Workplace injuries often have a strict deadline for when injures must be treated before workers’ compensation claimants end up losing out on their benefits. Workers’ comp. typically covers emergency treatment after the injury, so failing to go to the hospital immediately after the accident might mean that care goes uncovered by workers’ comp. Similarly, allowing deadlines to go by without getting the treatment you need could mean losing your opportunity to file altogether. Talk to a workplace injury lawyer to determine whether you need to follow workers’ comp. rules or if you can file a lawsuit instead.
Can You Sue for Injuries Without Medical Treatment in Maryland?
One reason that you might avoid seeking medical attention is that you truly do not have injuries that need treatment. In some “personal injury” cases, the effects are more mental and emotional than physical.
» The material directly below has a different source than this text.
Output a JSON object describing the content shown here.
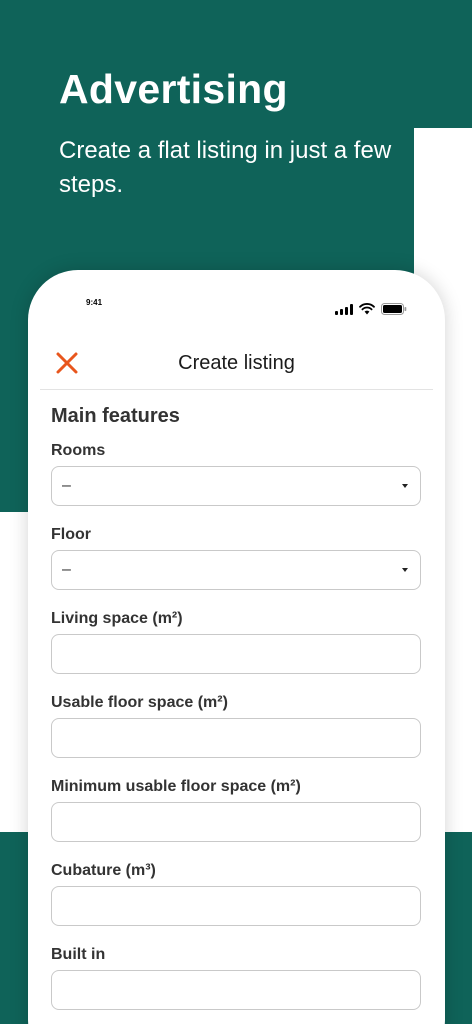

Especially in cases of sexual assault or in accidents involving the fear and pain of seeing a loved one injured in the same accident, your claim could be focused on the mental and emotional damages you faced.
In these cases, you may still need to seek treatment from a therapist or licensed psychologist to help diagnose PTSD symptoms and other recognizable effects of the traumatic experience. Evidence of these symptoms can help you prove your case in court and may be essential in winning your case.
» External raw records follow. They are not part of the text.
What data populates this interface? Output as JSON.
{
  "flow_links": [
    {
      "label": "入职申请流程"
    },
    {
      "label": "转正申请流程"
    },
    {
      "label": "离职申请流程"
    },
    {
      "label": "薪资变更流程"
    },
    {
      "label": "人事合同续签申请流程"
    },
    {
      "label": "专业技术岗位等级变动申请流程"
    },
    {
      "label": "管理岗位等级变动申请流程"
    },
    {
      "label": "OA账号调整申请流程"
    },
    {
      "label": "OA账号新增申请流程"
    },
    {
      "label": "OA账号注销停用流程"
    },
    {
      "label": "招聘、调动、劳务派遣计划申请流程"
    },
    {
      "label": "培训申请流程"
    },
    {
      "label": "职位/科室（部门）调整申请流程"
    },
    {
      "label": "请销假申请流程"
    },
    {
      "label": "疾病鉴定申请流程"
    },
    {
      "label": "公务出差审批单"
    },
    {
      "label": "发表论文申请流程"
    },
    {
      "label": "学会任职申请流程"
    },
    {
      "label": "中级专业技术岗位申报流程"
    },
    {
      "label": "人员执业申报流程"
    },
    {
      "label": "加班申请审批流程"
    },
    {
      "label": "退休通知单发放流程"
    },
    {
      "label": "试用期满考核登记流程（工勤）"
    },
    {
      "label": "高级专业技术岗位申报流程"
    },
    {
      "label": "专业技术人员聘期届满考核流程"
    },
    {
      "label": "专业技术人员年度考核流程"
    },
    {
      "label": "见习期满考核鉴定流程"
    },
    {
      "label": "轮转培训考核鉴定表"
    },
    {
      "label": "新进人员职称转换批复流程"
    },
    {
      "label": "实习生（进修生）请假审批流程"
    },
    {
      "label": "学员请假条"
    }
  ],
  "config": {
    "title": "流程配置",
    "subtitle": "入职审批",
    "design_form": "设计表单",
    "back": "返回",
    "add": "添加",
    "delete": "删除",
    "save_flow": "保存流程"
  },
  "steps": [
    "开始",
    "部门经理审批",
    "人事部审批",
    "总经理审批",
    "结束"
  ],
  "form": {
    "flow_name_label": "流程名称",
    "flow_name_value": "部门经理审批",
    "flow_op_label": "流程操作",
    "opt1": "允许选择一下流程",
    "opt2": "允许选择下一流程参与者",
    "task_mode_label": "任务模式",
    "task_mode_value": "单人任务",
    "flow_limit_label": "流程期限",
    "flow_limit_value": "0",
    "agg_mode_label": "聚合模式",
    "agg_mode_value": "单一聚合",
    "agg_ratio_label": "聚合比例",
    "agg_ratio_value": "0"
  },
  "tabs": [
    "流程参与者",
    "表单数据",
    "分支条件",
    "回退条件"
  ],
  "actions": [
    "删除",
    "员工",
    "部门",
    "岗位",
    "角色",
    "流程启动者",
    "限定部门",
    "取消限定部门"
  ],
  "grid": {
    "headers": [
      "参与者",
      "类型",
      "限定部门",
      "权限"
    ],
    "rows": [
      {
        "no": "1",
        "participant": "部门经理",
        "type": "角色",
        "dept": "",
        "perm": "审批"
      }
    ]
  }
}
Ultimately, Maryland’s system for allowing damages does not require any physical injury or impact for victims to sue for intentional infliction of emotional distress. People who witnessed the death or serious injury of a loved one in an accident may also be able to sue for negligent infliction of emotional distress. Both types of emotional distress cases are difficult to pursue, so talk to a lawyer as soon as you can about your claim.
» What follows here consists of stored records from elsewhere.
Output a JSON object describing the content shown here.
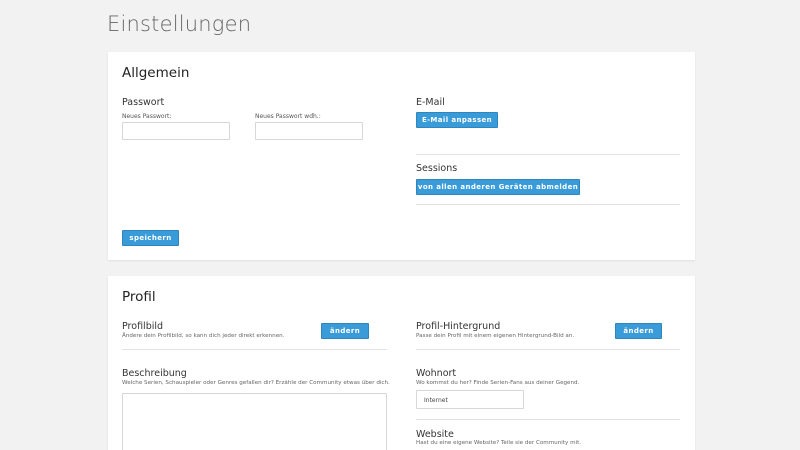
{
  "page": {
    "title": "Einstellungen"
  },
  "general": {
    "title": "Allgemein",
    "password": {
      "heading": "Passwort",
      "new_label": "Neues Passwort:",
      "repeat_label": "Neues Passwort wdh.:",
      "new_value": "",
      "repeat_value": ""
    },
    "email": {
      "heading": "E-Mail",
      "button": "E-Mail anpassen"
    },
    "sessions": {
      "heading": "Sessions",
      "button": "von allen anderen Geräten abmelden"
    },
    "save_button": "speichern"
  },
  "profile": {
    "title": "Profil",
    "picture": {
      "heading": "Profilbild",
      "description": "Ändere dein Profilbild, so kann dich jeder direkt erkennen.",
      "button": "ändern"
    },
    "background": {
      "heading": "Profil-Hintergrund",
      "description": "Passe dein Profil mit einem eigenen Hintergrund-Bild an.",
      "button": "ändern"
    },
    "bio": {
      "heading": "Beschreibung",
      "description": "Welche Serien, Schauspieler oder Genres gefallen dir? Erzähle der Community etwas über dich.",
      "value": ""
    },
    "location": {
      "heading": "Wohnort",
      "description": "Wo kommst du her? Finde Serien-Fans aus deiner Gegend.",
      "value": "Internet"
    },
    "website": {
      "heading": "Website",
      "description": "Hast du eine eigene Website? Teile sie der Community mit."
    }
  },
  "colors": {
    "accent": "#3a9bd9",
    "background": "#f2f2f2",
    "card": "#ffffff"
  }
}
In cases involving physical or sexual assault, the court can often award damages for the psychological trauma of the assault even without severe injuries. These cases, again, might be harder to prove without physical evidence of the assault. However, victims claim damages for these kinds of assault cases all the time, and our attorneys may be able to help with your case.
Common Causes of Personal Injuries in Maryland
When navigating daily life, we regularly come across a variety of situations in which we could end up injured due to someone else’s negligence. the following are some of the most common causes of personal injuries in Maryland:
Whether you’re driving to your home, to work, to a friend’s house, or to any other destination, there’s always a chance that you could end up in a serious car accident in Maryland. If you were injured due to the reckless actions of another driver, poorly maintained roads, defective auto parts, or another factor that come about due to negligence on the part of someone else, it is important to get a Maryland car accident attorney on your side.
We travel to many places throughout our day, both public and private; if any of these locations feature unsafe conditions, we could quickly wind up injured. In this case, you would likely want to file a premises liability claim to seek compensation from the owner of the property, especially if your injury could have been easily prevented.
When we go to our doctor’s office or local hospital for treatment, we expect to leave in better condition than we arrived in. Unfortunately, this is not always the case; medical malpractice is a danger to people everywhere – one that can result in serious injuries. If you have been hurt by a doctor, surgeon, or other health care provider, be sure to get a second opinion from someone more trustworthy to help establish your claim.
Free Consultations Available with an Experienced Maryland Personal Injury Attorney
If you or someone you love has been hurt due to the actions (or inaction) of someone else, know that you don’t have to seek justice alone. Our experienced Baltimore personal injury lawyer at Rice, Murtha & Psoras are available to review your case, discuss your options, and fight for just compensation on your behalf. To schedule a free and private consultation, call (410) 694-7291 today.